LAST year, Ibrahim Mantu, a former Deputy Senate President, told Channel TV how he helped rig elections. Apparently incredulous, the interviewer, Esther Ogun-Yusuf, repeated what she heard. “Can I just clarify one thing”, she said, “Did I hear you say you helped to rig elections before now?” Mantu replied: “Yes, I did, I am now confessing the truth”, adding he was now a “born-again politician”. The rigging, he explained, didn’t always involve tampering with ballot boxes, but “giving money to INEC boys to help if they can see any chance that they can favour you and providing money to security agencies”.
In case anyone found his confession shocking, Mantu said that “all our elections in the past” had involved rigging, adding for good measure: “I’ve been in this game for about 20 years.” Heaven rejoices over a repentant sinner, but there is a special place in hell for the unrepentant reprobate. Sadly, Nigeria is infested with too many election riggers, past and present, who, like Mantu, should publicly confess their heinous crime. Did I say”heinous crime”? Yes, because ballot fraud is iniquitous; it’s illegal, immoral and deleterious! Of course, rigging is illegal because it violates all conceivable constitutional and electoral rules and norms. And it’s immoral, because it undermines the key requirement for legitimate government: the consent of the people, as expressed by votes in free, fair, transparent and peaceful elections. If someone secures power by electoral fraud, the fundamental doctrine of consent of the governed is breached, and the emergent government lacks the legitimacy and moral right to govern.
But election-rigging is also damaging. It impairs democratic, political and economic development. Economists and other social scientists have argued that electoral fraud erodes political and policy accountability and, ultimately, leads to bad public policies. Surely, if a politician becomes governor by handing over the most cash to electoral officers or voters, or by causing the most violence, he would, as we have seen in Nigeria, turn his state into a personal fief and amass fortunes, rather than govern in the interests of the people. He is not beholden to the electorate! And, of course, he can secure re-election, regardless of performance, by using his incumbency power and state resources to buy votes, co-opt the security agencies and influence electoral officers.

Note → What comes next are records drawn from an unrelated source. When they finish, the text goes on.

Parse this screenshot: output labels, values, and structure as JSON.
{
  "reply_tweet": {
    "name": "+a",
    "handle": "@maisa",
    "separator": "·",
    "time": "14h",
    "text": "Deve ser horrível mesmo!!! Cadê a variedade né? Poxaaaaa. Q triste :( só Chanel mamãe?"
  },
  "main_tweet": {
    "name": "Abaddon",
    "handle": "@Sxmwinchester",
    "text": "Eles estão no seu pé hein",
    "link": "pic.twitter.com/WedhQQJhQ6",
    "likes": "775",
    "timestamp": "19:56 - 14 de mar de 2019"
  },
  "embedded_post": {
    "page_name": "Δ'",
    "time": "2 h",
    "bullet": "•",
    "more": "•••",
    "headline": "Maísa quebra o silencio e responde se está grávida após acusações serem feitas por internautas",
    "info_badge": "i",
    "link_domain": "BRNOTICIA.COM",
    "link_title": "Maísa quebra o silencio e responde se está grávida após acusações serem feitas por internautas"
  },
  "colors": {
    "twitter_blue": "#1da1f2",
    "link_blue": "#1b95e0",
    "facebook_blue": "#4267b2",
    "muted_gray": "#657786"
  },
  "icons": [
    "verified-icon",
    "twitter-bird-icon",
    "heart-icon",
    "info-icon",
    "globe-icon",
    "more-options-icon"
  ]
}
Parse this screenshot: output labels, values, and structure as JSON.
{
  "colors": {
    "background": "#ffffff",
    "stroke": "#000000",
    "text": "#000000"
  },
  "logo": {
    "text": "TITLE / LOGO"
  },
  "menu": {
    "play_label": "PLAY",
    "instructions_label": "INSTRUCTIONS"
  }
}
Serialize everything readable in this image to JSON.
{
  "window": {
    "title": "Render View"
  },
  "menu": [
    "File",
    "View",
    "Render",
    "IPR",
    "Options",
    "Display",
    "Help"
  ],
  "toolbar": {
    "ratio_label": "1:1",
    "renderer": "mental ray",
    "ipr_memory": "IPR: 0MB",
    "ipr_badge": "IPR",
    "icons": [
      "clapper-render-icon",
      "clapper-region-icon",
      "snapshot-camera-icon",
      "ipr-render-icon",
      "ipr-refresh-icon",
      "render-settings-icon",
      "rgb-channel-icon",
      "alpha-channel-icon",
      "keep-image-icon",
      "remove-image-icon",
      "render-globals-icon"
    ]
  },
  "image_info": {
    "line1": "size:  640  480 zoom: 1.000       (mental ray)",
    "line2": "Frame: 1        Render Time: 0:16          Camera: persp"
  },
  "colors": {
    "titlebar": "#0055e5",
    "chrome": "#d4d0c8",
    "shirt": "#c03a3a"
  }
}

So, electoral fraud is legally and morally repugnant, and politically, economically and socially malignant. Which is why civilised nations have zero-tolerance for election malpractices. But, not in this country. Here, in Nigeria, with politics so broken and rotten, rigging is integral to elections, and hardly any politician can cast the first stone at Mantu!
Nigeria, of course, has a long history of election-rigging. In the1960s, violence and ballot-box stuffing were the norm. Under the military, elections were steered in favour of preferred candidates, as in 1979 and 1999. Take the 1999 general elections. In his book, Vindication of a General, Ishaya Bamaiyi, former chief of army staff, said that General Abdulsalami Abubakar, then head of state, entered a pact with Generals Ibrahim Babangida, T Y Danjuma and Aliyu Gusau to hand over to General Olusegun Obasanjo. Put simply, if Bamaiyi was right, the 1999 presidential poll was a sham because it was fixed! Of course, the two elections conducted by Obasanjo himself, in 2003 and 2007, were massively rigged. I mean, in 2003, Obasanjo got 99.9% of the votes cast in his home state, Ogun; it was so outlandish the courts later annulled the entire results. The 2007 presidential election was described by international observers as “a charade”; even Obasanjo’s hand-picked beneficiary of the election, Umaru Yar’Adua, admitted it “had shortcomings”.
In 1999, all the 36 governorship elections were conducted in one day, but in this year’s elections only 29 were held simultaneously. Why? Well, because the courts later annulled the elections of nine of the state governors for various electoral malpractices, leading subsequently to staggered elections. Two weeks ago, an election tribunal nullified the election of Gboyega Oyetola as governor of Osun State, declaring illegal the so-called inconclusive election that denied Ademola Adeleke, the frontrunner,victory. How many of the 29 state governors elected in this year’s elections would survive the election petitions kicking off across the country? Or, indeed, what would the court say about the re-election of President Buhari, which Atiku Abubakar, his main rival, described as a “sham”, and is challenging in court?
But no serious electoral democracy should be so dependent on judicial interventions. Yet, the judicialisation of Nigerian elections is inevitable because of many flaws. For instance, why are elections still militarised in Nigeria when the courts have declared the militarisation of elections illegal? Why must elections be declared inconclusive because of rejected votes when this would incentivise disruptions to force unnecessary reruns? What about vote-buying? In the UK “treating” is an offence, defined as “directly or indirectly providing any food, drink, entertainment or provision to corruptly influence any voter to vote or refrain from voting”. Why is Nigeria’s law on voter inducement so lax?
The cycle of sham elections will certainly continue until Nigeria’s electoral laws are fit for the purpose, and the politicians and state agencies are accountable for their actions.